Dmitry’s Tips: 3 Reasons why TV and Radio are great for Learning English  

Radio for learning English
Learning English in the Car
TV for learning English


There are two very effective secondary methods (different methods explained in my first blog post) of studying English for me: listening to UK talk radio and watching UK TV. In this blog post I explain why.

Real English As Spoken Today

Forget outdated textbooks with grammar, phrases and idioms which native people never use anymore! Listen to current radio and TV shows because you can listen to contemporary English as its spoken by native speakers: it is what English is nowadays and by listening you can speak like this too.

Different Types of English

People are always complaining that they can’t understand particular accents. So why not train yourself to understand different types?
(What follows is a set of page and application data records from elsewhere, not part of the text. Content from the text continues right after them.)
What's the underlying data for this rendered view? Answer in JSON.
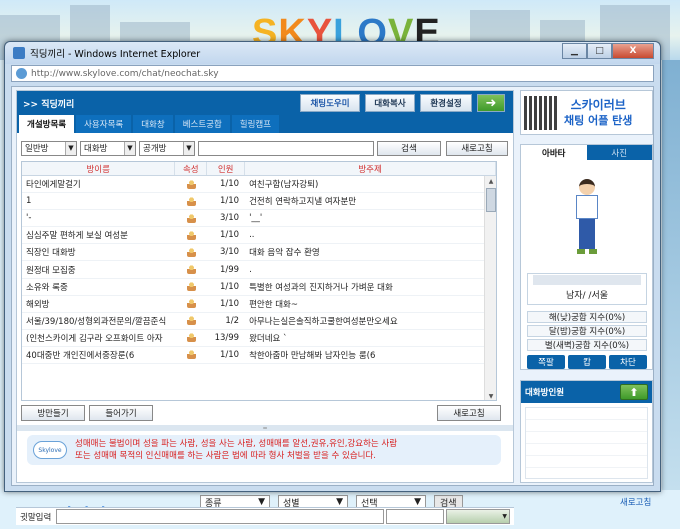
{
  "site": {
    "logo": [
      "S",
      "K",
      "Y",
      "L",
      "O",
      "V",
      "E"
    ],
    "bottom_brand": "스카이러브",
    "bottom_filters": [
      {
        "label": "종류",
        "width": 70
      },
      {
        "label": "성별",
        "width": 70
      },
      {
        "label": "선택",
        "width": 70
      }
    ],
    "bottom_search": "검색",
    "bottom_refresh": "새로고침"
  },
  "window": {
    "title": "직딩끼리 - Windows Internet Explorer",
    "address": "http://www.skylove.com/chat/neochat.sky",
    "buttons": {
      "minimize": "▁",
      "maximize": "□",
      "close": "X"
    }
  },
  "chat": {
    "header_title": ">> 직딩끼리",
    "header_buttons": {
      "help": "채팅도우미",
      "copy": "대화복사",
      "settings": "환경설정",
      "go": "➜"
    },
    "tabs": [
      "개설방목록",
      "사용자목록",
      "대화창",
      "베스트궁합",
      "힐링캠프"
    ],
    "active_tab": 0,
    "filters": {
      "room_type": "일반방",
      "chat_type": "대화방",
      "visibility": "공개방"
    },
    "search_label": "검색",
    "refresh_label": "새로고침",
    "columns": {
      "name": "방이름",
      "attr": "속성",
      "count": "인원",
      "topic": "방주제"
    },
    "rooms": [
      {
        "name": "타인에게말걸기",
        "count": "1/10",
        "topic": "여친구함(남자강퇴)"
      },
      {
        "name": "1",
        "count": "1/10",
        "topic": "건전히 연락하고지낼 여자분만"
      },
      {
        "name": "'-",
        "count": "3/10",
        "topic": "'__'"
      },
      {
        "name": "심심주말 편하게 보실 여성분",
        "count": "1/10",
        "topic": ".."
      },
      {
        "name": "직장인 대화방",
        "count": "3/10",
        "topic": "대화 음악 잡수 환영"
      },
      {
        "name": "원정대 모집중",
        "count": "1/99",
        "topic": "."
      },
      {
        "name": "소유와 록중",
        "count": "1/10",
        "topic": "특별한 여성과의 진지하거나 가벼운 대화"
      },
      {
        "name": "해외방",
        "count": "1/10",
        "topic": "편안한 대화~"
      },
      {
        "name": "서울/39/180/성형외과전문의/깔끔준식",
        "count": "1/2",
        "topic": "아무나는실은솔직하고쿨한여성분만오세요"
      },
      {
        "name": "(인천스카이게 김구라 오프화이트 아자",
        "count": "13/99",
        "topic": "왔더네요 `"
      },
      {
        "name": "40대중반 개인진에서중장룬(6",
        "count": "1/10",
        "topic": "착한아줌마 만남해봐 남자인능 룸(6"
      }
    ],
    "footer_buttons": {
      "enter": "방만들기",
      "join": "들어가기",
      "refresh": "새로고침"
    },
    "notice_logo": "Skylove",
    "notice_lines": [
      "성매매는 불법이며 성을 파는 사람, 성을 사는 사람, 성매매를 알선,권유,유인,강요하는 사람",
      "또는 성매매 목적의 인신매매를 하는 사람은 법에 따라 형사 처벌을 받을 수 있습니다."
    ],
    "input_label": "귓말입력"
  },
  "side": {
    "banner_line1": "스카이러브",
    "banner_line2": "채팅 어플 탄생",
    "avatar_tabs": [
      "아바타",
      "사진"
    ],
    "user_info": "남자/   /서울",
    "stats": [
      "해(낮)궁합 지수(0%)",
      "달(밤)궁합 지수(0%)",
      "별(새벽)궁합 지수(0%)"
    ],
    "actions": [
      "쪽팔",
      "캅",
      "차단"
    ],
    "participants_title": "대화방인원",
    "participants_up": "⬆"
  },
  "colors": {
    "accent": "#0a62a8",
    "warning": "#d82020",
    "brand": "#1c63c7"
  }
}
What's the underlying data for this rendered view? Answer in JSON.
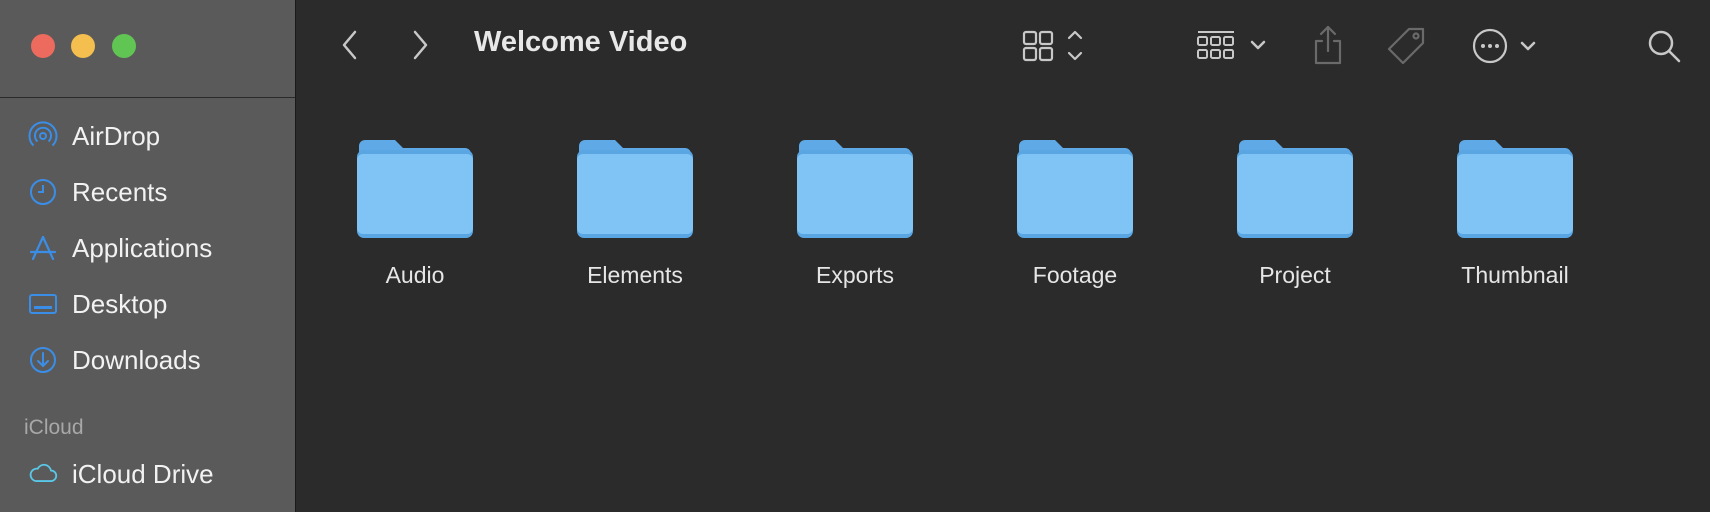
{
  "window": {
    "title": "Welcome Video"
  },
  "sidebar": {
    "favorites": [
      {
        "label": "AirDrop",
        "icon": "airdrop-icon"
      },
      {
        "label": "Recents",
        "icon": "clock-icon"
      },
      {
        "label": "Applications",
        "icon": "applications-icon"
      },
      {
        "label": "Desktop",
        "icon": "desktop-icon"
      },
      {
        "label": "Downloads",
        "icon": "download-icon"
      }
    ],
    "icloud_section": "iCloud",
    "icloud": [
      {
        "label": "iCloud Drive",
        "icon": "cloud-icon"
      }
    ]
  },
  "folders": [
    {
      "name": "Audio"
    },
    {
      "name": "Elements"
    },
    {
      "name": "Exports"
    },
    {
      "name": "Footage"
    },
    {
      "name": "Project"
    },
    {
      "name": "Thumbnail"
    }
  ],
  "colors": {
    "accent": "#3b8ee8",
    "folder_body": "#7fc4f5",
    "folder_back": "#5ea9e6"
  }
}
With TV and radio you can listen to all types of English: from BBC English on the BBC TV channels to American English on Channel 5 and something in between on ITV. In the case of UK radio, you can listen to different English accents because not only can you listen to UK talk show radio presenters, but you can also listen to their listeners – who call in and make comments. The listeners are not necessarily native English speakers, they live all over the UK and even abroad. So it is an extremely wide spectrum of English which will help you to understand people from all over the world.

Broaden Your Perspective
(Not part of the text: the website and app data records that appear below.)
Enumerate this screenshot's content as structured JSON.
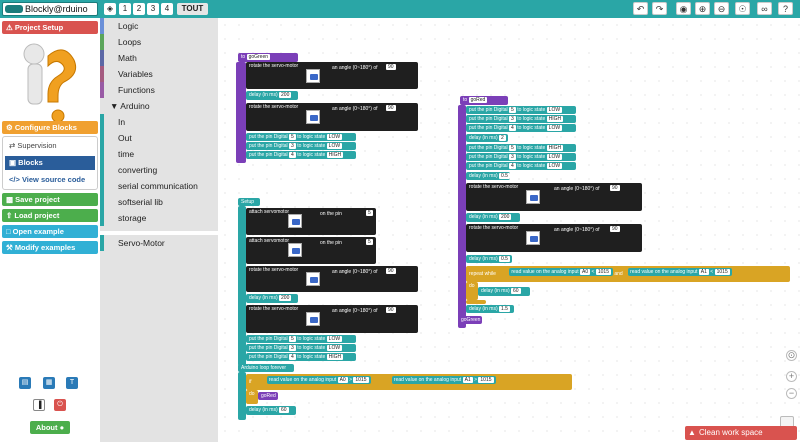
{
  "app": {
    "title": "Blockly@rduino"
  },
  "levels": [
    "1",
    "2",
    "3",
    "4",
    "TOUT"
  ],
  "toolbar_icons": [
    "undo-icon",
    "redo-icon",
    "camera-icon",
    "zoom-in-icon",
    "zoom-out-icon",
    "eye-icon",
    "link-icon",
    "help-icon"
  ],
  "left_panel": {
    "project_setup": "Project Setup",
    "configure_blocks": "Configure Blocks",
    "tabs": [
      "Supervision",
      "Blocks",
      "View source code"
    ],
    "save_project": "Save project",
    "load_project": "Load project",
    "open_example": "Open example",
    "modify_examples": "Modify examples",
    "about": "About"
  },
  "toolbox": {
    "categories": [
      {
        "label": "Logic",
        "color": "#6a8fd8"
      },
      {
        "label": "Loops",
        "color": "#5ba55b"
      },
      {
        "label": "Math",
        "color": "#5c68a6"
      },
      {
        "label": "Variables",
        "color": "#a55b80"
      },
      {
        "label": "Functions",
        "color": "#995ba5"
      },
      {
        "label": "▼ Arduino",
        "color": ""
      },
      {
        "label": "In",
        "color": "#2aa6a6"
      },
      {
        "label": "Out",
        "color": "#2aa6a6"
      },
      {
        "label": "time",
        "color": "#2aa6a6"
      },
      {
        "label": "converting",
        "color": "#2aa6a6"
      },
      {
        "label": "serial communication",
        "color": "#2aa6a6"
      },
      {
        "label": "softserial lib",
        "color": "#2aa6a6"
      },
      {
        "label": "storage",
        "color": "#2aa6a6"
      },
      {
        "label": "Servo-Motor",
        "color": "#2aa6a6"
      }
    ]
  },
  "blocks": {
    "to": "to",
    "proc_green": "goGreen",
    "proc_red": "goRed",
    "rotate": "rotate the servo-motor",
    "angle_text": "an angle (0~180°) of",
    "delay": "delay (in ms)",
    "put_pin": "put the pin Digital",
    "logic_state": "to logic state",
    "low": "LOW",
    "high": "HIGH",
    "setup": "Setup",
    "attach": "attach servomotor",
    "on_pin": "on the pin",
    "loop": "Arduino loop forever",
    "read_analog": "read value on the analog input",
    "repeat_while": "repeat while",
    "do": "do",
    "if": "if",
    "and": "and",
    "lt": "<",
    "gt": ">",
    "pin_a0": "A0",
    "pin_a1": "A1",
    "val_90": "90",
    "val_200": "200",
    "val_60": "60",
    "val_05": "0.5",
    "val_15": "1.5",
    "val_2": "2",
    "val_1015": "1015",
    "val_5": "5",
    "val_3": "3",
    "val_4": "4"
  },
  "clean_button": "Clean work space"
}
Learning a language is also about learning a culture and understanding the world in another way. When you listen to radio and TV shows, along with studying English you become aware of what is going on in the UK and in the world. Sometimes events are explained differently from what your own government and media says. It is always good to learn various opinions over an issue, assess them and reach your own conclusions. If you work in international business this will help you with your international relations too.

Next week I’ll be dealing with how to overcome technical issues when listening to radio and TV. Stay tuned!